_Goal of the exercise_:
Look over the lines below. Report each one that includes the string "label".

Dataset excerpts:
==========

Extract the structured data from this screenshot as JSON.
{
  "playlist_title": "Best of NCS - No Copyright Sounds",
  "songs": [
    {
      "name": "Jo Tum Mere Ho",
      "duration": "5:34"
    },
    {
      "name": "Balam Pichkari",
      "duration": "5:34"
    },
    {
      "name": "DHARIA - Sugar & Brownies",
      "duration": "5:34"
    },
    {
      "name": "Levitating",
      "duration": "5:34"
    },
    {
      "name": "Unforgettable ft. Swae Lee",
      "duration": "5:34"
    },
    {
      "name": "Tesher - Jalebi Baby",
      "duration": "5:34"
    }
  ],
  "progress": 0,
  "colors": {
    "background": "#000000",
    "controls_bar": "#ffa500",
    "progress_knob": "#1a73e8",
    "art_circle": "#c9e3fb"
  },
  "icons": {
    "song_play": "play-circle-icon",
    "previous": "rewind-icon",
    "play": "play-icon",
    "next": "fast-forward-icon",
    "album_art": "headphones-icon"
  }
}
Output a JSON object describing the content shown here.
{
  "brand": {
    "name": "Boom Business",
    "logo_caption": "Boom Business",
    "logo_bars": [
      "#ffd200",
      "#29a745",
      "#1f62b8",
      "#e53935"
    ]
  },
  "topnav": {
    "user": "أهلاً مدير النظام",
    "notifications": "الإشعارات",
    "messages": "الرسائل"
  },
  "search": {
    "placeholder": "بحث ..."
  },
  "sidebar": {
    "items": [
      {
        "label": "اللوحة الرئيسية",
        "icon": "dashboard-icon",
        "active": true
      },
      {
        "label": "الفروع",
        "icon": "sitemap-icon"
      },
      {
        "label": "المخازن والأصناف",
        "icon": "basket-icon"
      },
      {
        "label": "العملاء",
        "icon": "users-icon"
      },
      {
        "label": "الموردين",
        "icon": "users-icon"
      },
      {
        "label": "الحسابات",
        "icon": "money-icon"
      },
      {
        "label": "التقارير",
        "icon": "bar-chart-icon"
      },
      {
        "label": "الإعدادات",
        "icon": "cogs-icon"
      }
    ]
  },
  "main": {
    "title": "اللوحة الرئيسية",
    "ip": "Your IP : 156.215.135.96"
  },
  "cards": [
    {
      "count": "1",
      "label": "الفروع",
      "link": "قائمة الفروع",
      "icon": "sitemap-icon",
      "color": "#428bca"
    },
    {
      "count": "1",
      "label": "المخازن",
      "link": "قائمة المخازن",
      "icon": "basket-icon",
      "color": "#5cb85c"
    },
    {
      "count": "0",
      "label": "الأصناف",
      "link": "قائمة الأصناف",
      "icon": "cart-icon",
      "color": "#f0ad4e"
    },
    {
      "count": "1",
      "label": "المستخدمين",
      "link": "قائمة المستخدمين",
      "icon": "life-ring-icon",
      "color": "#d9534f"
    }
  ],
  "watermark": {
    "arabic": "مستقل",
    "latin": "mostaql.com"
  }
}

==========

_Answer_:
        "label": "اللوحة الرئيسية",
        "label": "الفروع",
        "label": "المخازن والأصناف",
        "label": "العملاء",
        "label": "الموردين",
        "label": "الحسابات",
        "label": "التقارير",
        "label": "الإعدادات",
      "label": "الفروع",
      "label": "المخازن",
      "label": "الأصناف",
      "label": "المستخدمين",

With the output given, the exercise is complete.